- abbr. cathode
from Wiktionary, Creative Commons Attribution/Share-Alike License
- n. kiloyear (also ky, kyr)
- n. a kiloyear ago
- n. a spiritual part of the soul in Egyptian mythology, which survived after death
- v. To serve, in the phrase "Ka me, ka thee".
from the GNU version of the Collaborative International Dictionary of English
- n. A spiritual aspect of the individual, living within the body during life, and surviving the body after death. It was believed to be one of two spirits inhabiting the body, the other being the
ba, which deserts teh body at death.
from The Century Dictionary and Cyclopedia
- See ca.
- A variant of ko, for quoth (often for quoth he).
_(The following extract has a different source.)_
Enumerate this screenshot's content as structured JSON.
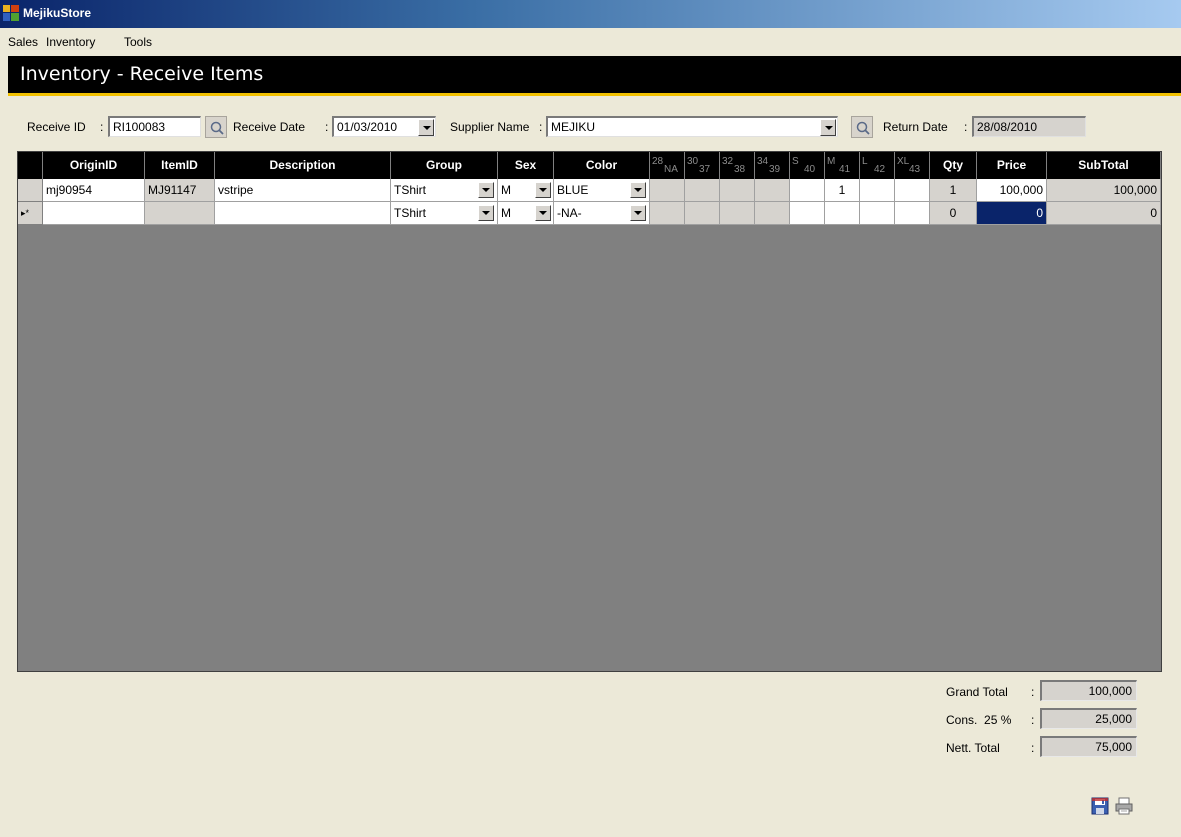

- n. The jackdaw.
from WordNet 3.0 Copyright 2006 by Princeton University. All rights reserved.
- n. unknown god; an epithet of Prajapati and Brahma
The Dhobi's donkey is a familiar sight as one meets him on the road still toiling as in the time of Issachar between two bundles of clothes each larger than himself, and he has also become proverbial, '_Dhobi ka gadha neh ghar ka neh ghat ka_,'
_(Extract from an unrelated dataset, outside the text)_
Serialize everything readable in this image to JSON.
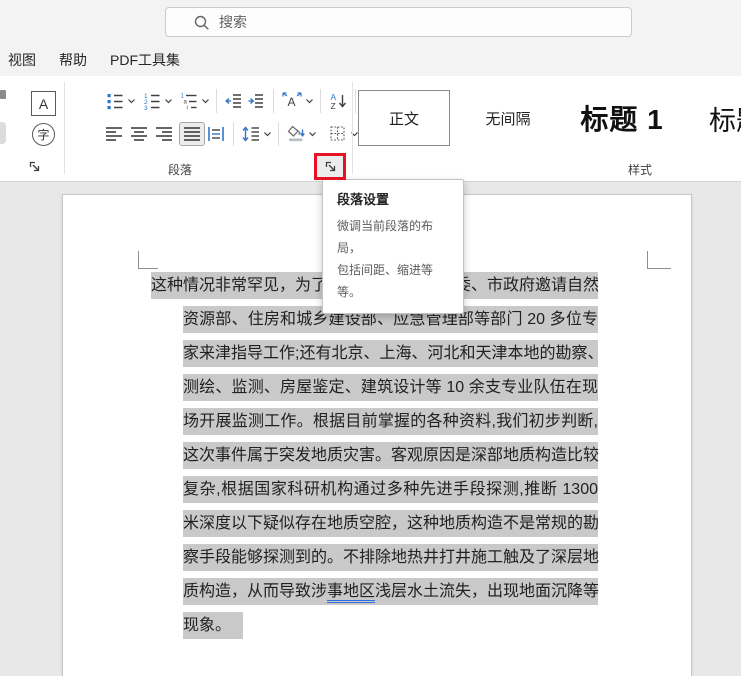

The Nearika (Neali'ka is a dialectal variation), however, was in part the inspiration for the later yarn paintings, what the Huichols call nearikas.
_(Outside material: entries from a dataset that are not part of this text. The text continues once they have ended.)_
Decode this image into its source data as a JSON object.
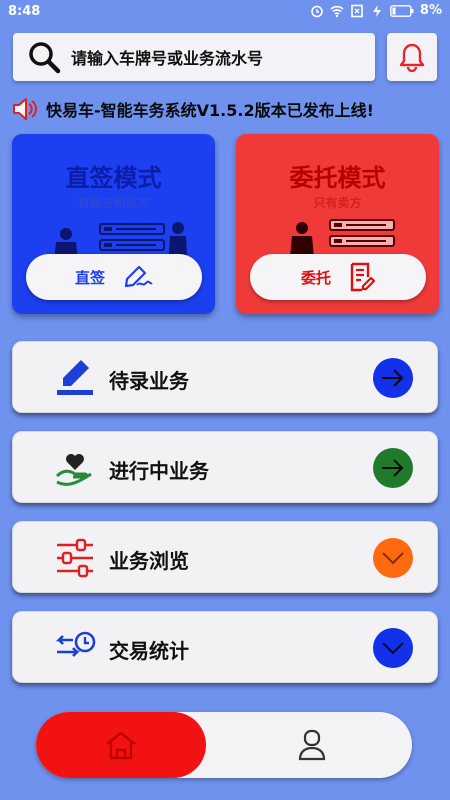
{
  "status_bar": {
    "time": "8:48",
    "battery": "8%"
  },
  "search": {
    "placeholder": "请输入车牌号或业务流水号",
    "icon": "search-icon"
  },
  "notice": {
    "text": "快易车-智能车务系统V1.5.2版本已发布上线!",
    "icon": "speaker-icon"
  },
  "modes": [
    {
      "title": "直签模式",
      "subtitle": "有卖方和买方",
      "button": "直签",
      "color": "#1c3ff0"
    },
    {
      "title": "委托模式",
      "subtitle": "只有卖方",
      "button": "委托",
      "color": "#f03a3a"
    }
  ],
  "menu": [
    {
      "label": "待录业务",
      "icon": "pen-icon",
      "arrow_color": "#1231e8",
      "arrow_icon": "arrow-right-icon"
    },
    {
      "label": "进行中业务",
      "icon": "heart-hand-icon",
      "arrow_color": "#1f7a2a",
      "arrow_icon": "arrow-right-icon"
    },
    {
      "label": "业务浏览",
      "icon": "sliders-icon",
      "arrow_color": "#ff6a10",
      "arrow_icon": "chevron-down-icon"
    },
    {
      "label": "交易统计",
      "icon": "exchange-clock-icon",
      "arrow_color": "#1231e8",
      "arrow_icon": "chevron-down-icon"
    }
  ],
  "bottom_nav": {
    "items": [
      {
        "name": "home",
        "icon": "home-icon",
        "active": true
      },
      {
        "name": "mine",
        "icon": "user-icon",
        "active": false
      }
    ]
  }
}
Ajwain ka paratha are a favorite of mine - the seeds add such a lovely flavour when roasted.
In HT 16.1-2, the phrase ka-ku-pa • di-na-u, especially if approached from the assumption that Minoan is related to Etruscan, seems to show a noun followed by a participial adjective in -(a)u (nb. the Etruscan participle ending -u as in tur-u 'given') in much the same way as adjectives are placed after commodity terms in Mycenaean.
But that image of him asking random Chinese people to explain "ka-ching" is hilarious.
Not to be confused with the qubbah is the word ka'bah, for a cube-shaped walled structure which . . . served as a shelter for the sacred stones.'
In death, though, a life force or spirit known as ka was immortal, and a soul known as ba, which was linked to personal attributes, fled the body after death.
He was born over there in ka Bobi, ka Ntlhemo ....
Note 60: When pressed for particulars, Lili stated that she was born in "ka Mulalela," i.e. the "place" of her father, the chieftaincy now known as Tlhongana.
Tercina and Talita Ntimane, sisters from a coastal village in ka Ntimane (Manhiça) who married prominent church men in Facazisse and Makuvulane (respectively) in the early 1950s, seemed surprised when I asked them whether they had ever cut tinhlanga.